Work to be completed:
If a record contains a picture, leave the picture out and copy everything else exactly.

Material for the task:
☆ ☆ ☆ ☆ ☆

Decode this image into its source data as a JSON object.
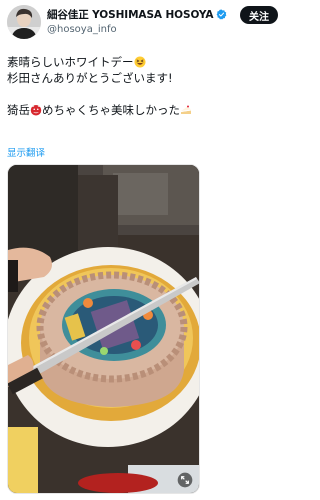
{
  "author": {
    "display_name": "細谷佳正 YOSHIMASA HOSOYA",
    "handle": "@hosoya_info",
    "verified_icon": "verified-badge-icon",
    "avatar": "avatar-photo"
  },
  "follow_button": {
    "label": "关注"
  },
  "tweet": {
    "line1": "素晴らしいホワイトデー",
    "line2": "杉田さんありがとうございます!",
    "line3_before": "猗岳",
    "line3_after": "めちゃくちゃ美味しかった",
    "emojis": [
      "grinning-squint-emoji",
      "ogre-mask-emoji",
      "cake-slice-emoji"
    ]
  },
  "translate_link": "显示翻译",
  "media": {
    "kind": "photo",
    "subject": "decorated-cake-being-cut",
    "expand_icon": "expand-icon"
  },
  "colors": {
    "link": "#1d9bf0",
    "verified": "#1d9bf0",
    "button_bg": "#0f1419",
    "handle": "#536471"
  }
}
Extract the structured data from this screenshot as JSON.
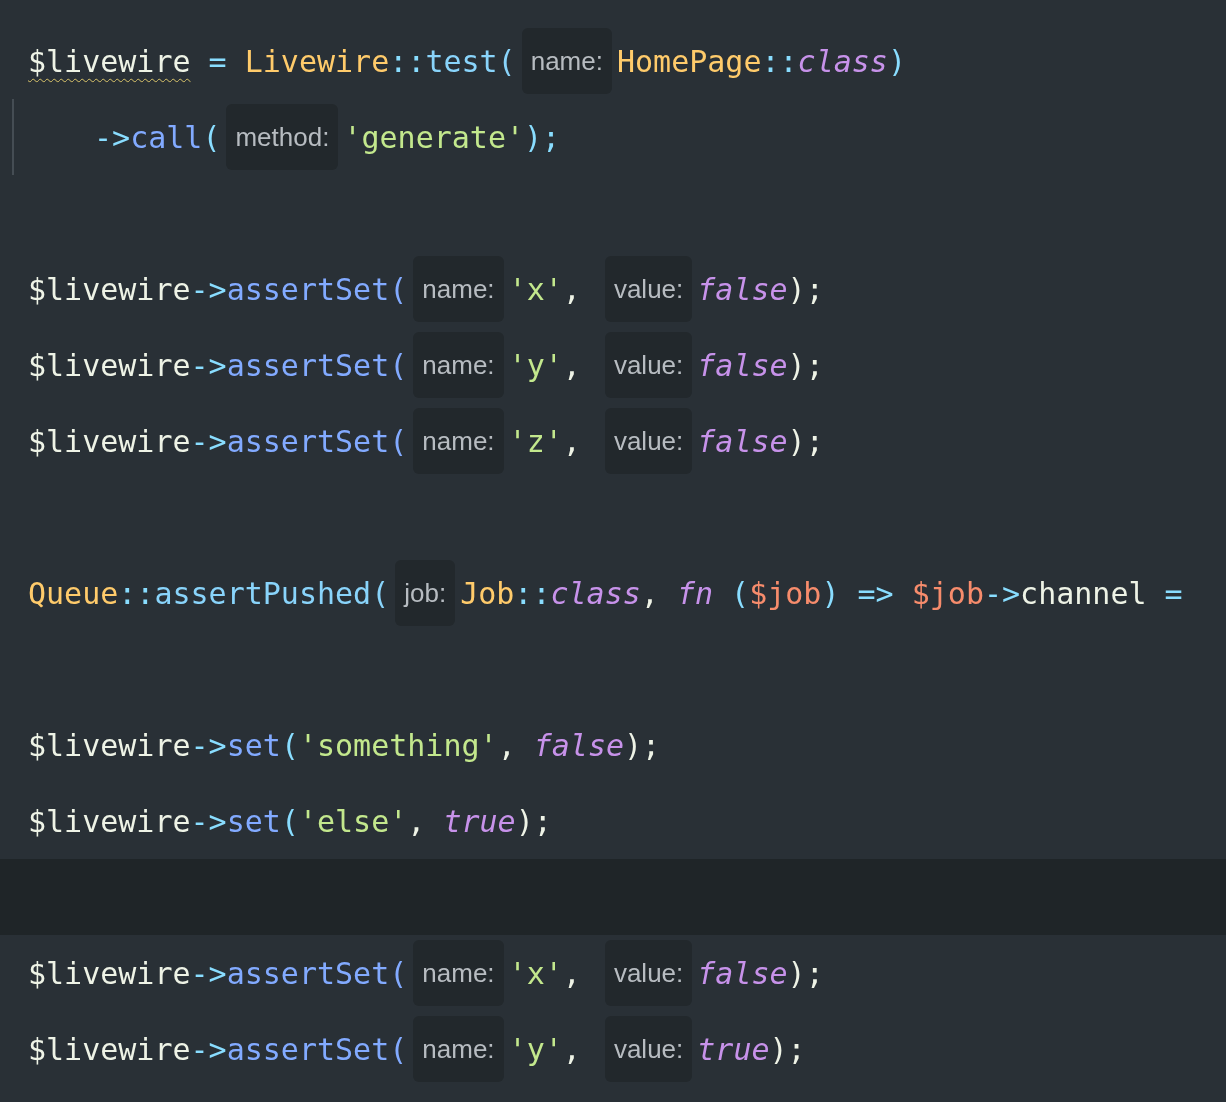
{
  "editor": {
    "lines": [
      {
        "kind": "code",
        "tokens": [
          {
            "kind": "variable_warning",
            "text": "$livewire"
          },
          {
            "kind": "operator",
            "text": " = "
          },
          {
            "kind": "class",
            "text": "Livewire"
          },
          {
            "kind": "operator",
            "text": "::"
          },
          {
            "kind": "function",
            "text": "test("
          },
          {
            "kind": "hint",
            "text": "name:"
          },
          {
            "kind": "class",
            "text": "HomePage"
          },
          {
            "kind": "operator",
            "text": "::"
          },
          {
            "kind": "keyword",
            "text": "class"
          },
          {
            "kind": "operator",
            "text": ")"
          }
        ]
      },
      {
        "kind": "indented_code",
        "tokens": [
          {
            "kind": "operator",
            "text": "->"
          },
          {
            "kind": "method",
            "text": "call"
          },
          {
            "kind": "operator",
            "text": "("
          },
          {
            "kind": "hint",
            "text": "method:"
          },
          {
            "kind": "string",
            "text": "'generate'"
          },
          {
            "kind": "operator",
            "text": ");"
          }
        ]
      },
      {
        "kind": "blank"
      },
      {
        "kind": "code",
        "tokens": [
          {
            "kind": "variable",
            "text": "$livewire"
          },
          {
            "kind": "operator",
            "text": "->"
          },
          {
            "kind": "method",
            "text": "assertSet("
          },
          {
            "kind": "hint",
            "text": "name:"
          },
          {
            "kind": "string",
            "text": "'x'"
          },
          {
            "kind": "plain",
            "text": ", "
          },
          {
            "kind": "hint",
            "text": "value:"
          },
          {
            "kind": "keyword",
            "text": "false"
          },
          {
            "kind": "plain",
            "text": ");"
          }
        ]
      },
      {
        "kind": "code",
        "tokens": [
          {
            "kind": "variable",
            "text": "$livewire"
          },
          {
            "kind": "operator",
            "text": "->"
          },
          {
            "kind": "method",
            "text": "assertSet("
          },
          {
            "kind": "hint",
            "text": "name:"
          },
          {
            "kind": "string",
            "text": "'y'"
          },
          {
            "kind": "plain",
            "text": ", "
          },
          {
            "kind": "hint",
            "text": "value:"
          },
          {
            "kind": "keyword",
            "text": "false"
          },
          {
            "kind": "plain",
            "text": ");"
          }
        ]
      },
      {
        "kind": "code",
        "tokens": [
          {
            "kind": "variable",
            "text": "$livewire"
          },
          {
            "kind": "operator",
            "text": "->"
          },
          {
            "kind": "method",
            "text": "assertSet("
          },
          {
            "kind": "hint",
            "text": "name:"
          },
          {
            "kind": "string",
            "text": "'z'"
          },
          {
            "kind": "plain",
            "text": ", "
          },
          {
            "kind": "hint",
            "text": "value:"
          },
          {
            "kind": "keyword",
            "text": "false"
          },
          {
            "kind": "plain",
            "text": ");"
          }
        ]
      },
      {
        "kind": "blank"
      },
      {
        "kind": "code",
        "tokens": [
          {
            "kind": "class",
            "text": "Queue"
          },
          {
            "kind": "operator",
            "text": "::"
          },
          {
            "kind": "function",
            "text": "assertPushed("
          },
          {
            "kind": "hint",
            "text": "job:"
          },
          {
            "kind": "class",
            "text": "Job"
          },
          {
            "kind": "operator",
            "text": "::"
          },
          {
            "kind": "keyword",
            "text": "class"
          },
          {
            "kind": "plain",
            "text": ", "
          },
          {
            "kind": "keyword",
            "text": "fn"
          },
          {
            "kind": "operator",
            "text": " ("
          },
          {
            "kind": "param",
            "text": "$job"
          },
          {
            "kind": "operator",
            "text": ") => "
          },
          {
            "kind": "param",
            "text": "$job"
          },
          {
            "kind": "operator",
            "text": "->"
          },
          {
            "kind": "plain",
            "text": "channel"
          },
          {
            "kind": "operator",
            "text": " ="
          }
        ]
      },
      {
        "kind": "blank"
      },
      {
        "kind": "code",
        "tokens": [
          {
            "kind": "variable",
            "text": "$livewire"
          },
          {
            "kind": "operator",
            "text": "->"
          },
          {
            "kind": "method",
            "text": "set"
          },
          {
            "kind": "operator",
            "text": "("
          },
          {
            "kind": "string",
            "text": "'something'"
          },
          {
            "kind": "plain",
            "text": ", "
          },
          {
            "kind": "keyword",
            "text": "false"
          },
          {
            "kind": "plain",
            "text": ");"
          }
        ]
      },
      {
        "kind": "code",
        "tokens": [
          {
            "kind": "variable",
            "text": "$livewire"
          },
          {
            "kind": "operator",
            "text": "->"
          },
          {
            "kind": "method",
            "text": "set"
          },
          {
            "kind": "operator",
            "text": "("
          },
          {
            "kind": "string",
            "text": "'else'"
          },
          {
            "kind": "plain",
            "text": ", "
          },
          {
            "kind": "keyword",
            "text": "true"
          },
          {
            "kind": "plain",
            "text": ");"
          }
        ]
      },
      {
        "kind": "current_blank"
      },
      {
        "kind": "code",
        "tokens": [
          {
            "kind": "variable",
            "text": "$livewire"
          },
          {
            "kind": "operator",
            "text": "->"
          },
          {
            "kind": "method",
            "text": "assertSet("
          },
          {
            "kind": "hint",
            "text": "name:"
          },
          {
            "kind": "string",
            "text": "'x'"
          },
          {
            "kind": "plain",
            "text": ", "
          },
          {
            "kind": "hint",
            "text": "value:"
          },
          {
            "kind": "keyword",
            "text": "false"
          },
          {
            "kind": "plain",
            "text": ");"
          }
        ]
      },
      {
        "kind": "code",
        "tokens": [
          {
            "kind": "variable",
            "text": "$livewire"
          },
          {
            "kind": "operator",
            "text": "->"
          },
          {
            "kind": "method",
            "text": "assertSet("
          },
          {
            "kind": "hint",
            "text": "name:"
          },
          {
            "kind": "string",
            "text": "'y'"
          },
          {
            "kind": "plain",
            "text": ", "
          },
          {
            "kind": "hint",
            "text": "value:"
          },
          {
            "kind": "keyword",
            "text": "true"
          },
          {
            "kind": "plain",
            "text": ");"
          }
        ]
      }
    ]
  }
}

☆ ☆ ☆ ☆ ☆

Task output:
Decode this image into its source data as a JSON object.
{
  "author": {
    "display_name": "細谷佳正 YOSHIMASA HOSOYA",
    "handle": "@hosoya_info",
    "verified_icon": "verified-badge-icon",
    "avatar": "avatar-photo"
  },
  "follow_button": {
    "label": "关注"
  },
  "tweet": {
    "line1": "素晴らしいホワイトデー",
    "line2": "杉田さんありがとうございます!",
    "line3_before": "猗岳",
    "line3_after": "めちゃくちゃ美味しかった",
    "emojis": [
      "grinning-squint-emoji",
      "ogre-mask-emoji",
      "cake-slice-emoji"
    ]
  },
  "translate_link": "显示翻译",
  "media": {
    "kind": "photo",
    "subject": "decorated-cake-being-cut",
    "expand_icon": "expand-icon"
  },
  "colors": {
    "link": "#1d9bf0",
    "verified": "#1d9bf0",
    "button_bg": "#0f1419",
    "handle": "#536471"
  }
}
Extract the structured data from this screenshot as JSON.
{
  "editor": {
    "lines": [
      {
        "kind": "code",
        "tokens": [
          {
            "kind": "variable_warning",
            "text": "$livewire"
          },
          {
            "kind": "operator",
            "text": " = "
          },
          {
            "kind": "class",
            "text": "Livewire"
          },
          {
            "kind": "operator",
            "text": "::"
          },
          {
            "kind": "function",
            "text": "test("
          },
          {
            "kind": "hint",
            "text": "name:"
          },
          {
            "kind": "class",
            "text": "HomePage"
          },
          {
            "kind": "operator",
            "text": "::"
          },
          {
            "kind": "keyword",
            "text": "class"
          },
          {
            "kind": "operator",
            "text": ")"
          }
        ]
      },
      {
        "kind": "indented_code",
        "tokens": [
          {
            "kind": "operator",
            "text": "->"
          },
          {
            "kind": "method",
            "text": "call"
          },
          {
            "kind": "operator",
            "text": "("
          },
          {
            "kind": "hint",
            "text": "method:"
          },
          {
            "kind": "string",
            "text": "'generate'"
          },
          {
            "kind": "operator",
            "text": ");"
          }
        ]
      },
      {
        "kind": "blank"
      },
      {
        "kind": "code",
        "tokens": [
          {
            "kind": "variable",
            "text": "$livewire"
          },
          {
            "kind": "operator",
            "text": "->"
          },
          {
            "kind": "method",
            "text": "assertSet("
          },
          {
            "kind": "hint",
            "text": "name:"
          },
          {
            "kind": "string",
            "text": "'x'"
          },
          {
            "kind": "plain",
            "text": ", "
          },
          {
            "kind": "hint",
            "text": "value:"
          },
          {
            "kind": "keyword",
            "text": "false"
          },
          {
            "kind": "plain",
            "text": ");"
          }
        ]
      },
      {
        "kind": "code",
        "tokens": [
          {
            "kind": "variable",
            "text": "$livewire"
          },
          {
            "kind": "operator",
            "text": "->"
          },
          {
            "kind": "method",
            "text": "assertSet("
          },
          {
            "kind": "hint",
            "text": "name:"
          },
          {
            "kind": "string",
            "text": "'y'"
          },
          {
            "kind": "plain",
            "text": ", "
          },
          {
            "kind": "hint",
            "text": "value:"
          },
          {
            "kind": "keyword",
            "text": "false"
          },
          {
            "kind": "plain",
            "text": ");"
          }
        ]
      },
      {
        "kind": "code",
        "tokens": [
          {
            "kind": "variable",
            "text": "$livewire"
          },
          {
            "kind": "operator",
            "text": "->"
          },
          {
            "kind": "method",
            "text": "assertSet("
          },
          {
            "kind": "hint",
            "text": "name:"
          },
          {
            "kind": "string",
            "text": "'z'"
          },
          {
            "kind": "plain",
            "text": ", "
          },
          {
            "kind": "hint",
            "text": "value:"
          },
          {
            "kind": "keyword",
            "text": "false"
          },
          {
            "kind": "plain",
            "text": ");"
          }
        ]
      },
      {
        "kind": "blank"
      },
      {
        "kind": "code",
        "tokens": [
          {
            "kind": "class",
            "text": "Queue"
          },
          {
            "kind": "operator",
            "text": "::"
          },
          {
            "kind": "function",
            "text": "assertPushed("
          },
          {
            "kind": "hint",
            "text": "job:"
          },
          {
            "kind": "class",
            "text": "Job"
          },
          {
            "kind": "operator",
            "text": "::"
          },
          {
            "kind": "keyword",
            "text": "class"
          },
          {
            "kind": "plain",
            "text": ", "
          },
          {
            "kind": "keyword",
            "text": "fn"
          },
          {
            "kind": "operator",
            "text": " ("
          },
          {
            "kind": "param",
            "text": "$job"
          },
          {
            "kind": "operator",
            "text": ") => "
          },
          {
            "kind": "param",
            "text": "$job"
          },
          {
            "kind": "operator",
            "text": "->"
          },
          {
            "kind": "plain",
            "text": "channel"
          },
          {
            "kind": "operator",
            "text": " ="
          }
        ]
      },
      {
        "kind": "blank"
      },
      {
        "kind": "code",
        "tokens": [
          {
            "kind": "variable",
            "text": "$livewire"
          },
          {
            "kind": "operator",
            "text": "->"
          },
          {
            "kind": "method",
            "text": "set"
          },
          {
            "kind": "operator",
            "text": "("
          },
          {
            "kind": "string",
            "text": "'something'"
          },
          {
            "kind": "plain",
            "text": ", "
          },
          {
            "kind": "keyword",
            "text": "false"
          },
          {
            "kind": "plain",
            "text": ");"
          }
        ]
      },
      {
        "kind": "code",
        "tokens": [
          {
            "kind": "variable",
            "text": "$livewire"
          },
          {
            "kind": "operator",
            "text": "->"
          },
          {
            "kind": "method",
            "text": "set"
          },
          {
            "kind": "operator",
            "text": "("
          },
          {
            "kind": "string",
            "text": "'else'"
          },
          {
            "kind": "plain",
            "text": ", "
          },
          {
            "kind": "keyword",
            "text": "true"
          },
          {
            "kind": "plain",
            "text": ");"
          }
        ]
      },
      {
        "kind": "current_blank"
      },
      {
        "kind": "code",
        "tokens": [
          {
            "kind": "variable",
            "text": "$livewire"
          },
          {
            "kind": "operator",
            "text": "->"
          },
          {
            "kind": "method",
            "text": "assertSet("
          },
          {
            "kind": "hint",
            "text": "name:"
          },
          {
            "kind": "string",
            "text": "'x'"
          },
          {
            "kind": "plain",
            "text": ", "
          },
          {
            "kind": "hint",
            "text": "value:"
          },
          {
            "kind": "keyword",
            "text": "false"
          },
          {
            "kind": "plain",
            "text": ");"
          }
        ]
      },
      {
        "kind": "code",
        "tokens": [
          {
            "kind": "variable",
            "text": "$livewire"
          },
          {
            "kind": "operator",
            "text": "->"
          },
          {
            "kind": "method",
            "text": "assertSet("
          },
          {
            "kind": "hint",
            "text": "name:"
          },
          {
            "kind": "string",
            "text": "'y'"
          },
          {
            "kind": "plain",
            "text": ", "
          },
          {
            "kind": "hint",
            "text": "value:"
          },
          {
            "kind": "keyword",
            "text": "true"
          },
          {
            "kind": "plain",
            "text": ");"
          }
        ]
      }
    ]
  }
}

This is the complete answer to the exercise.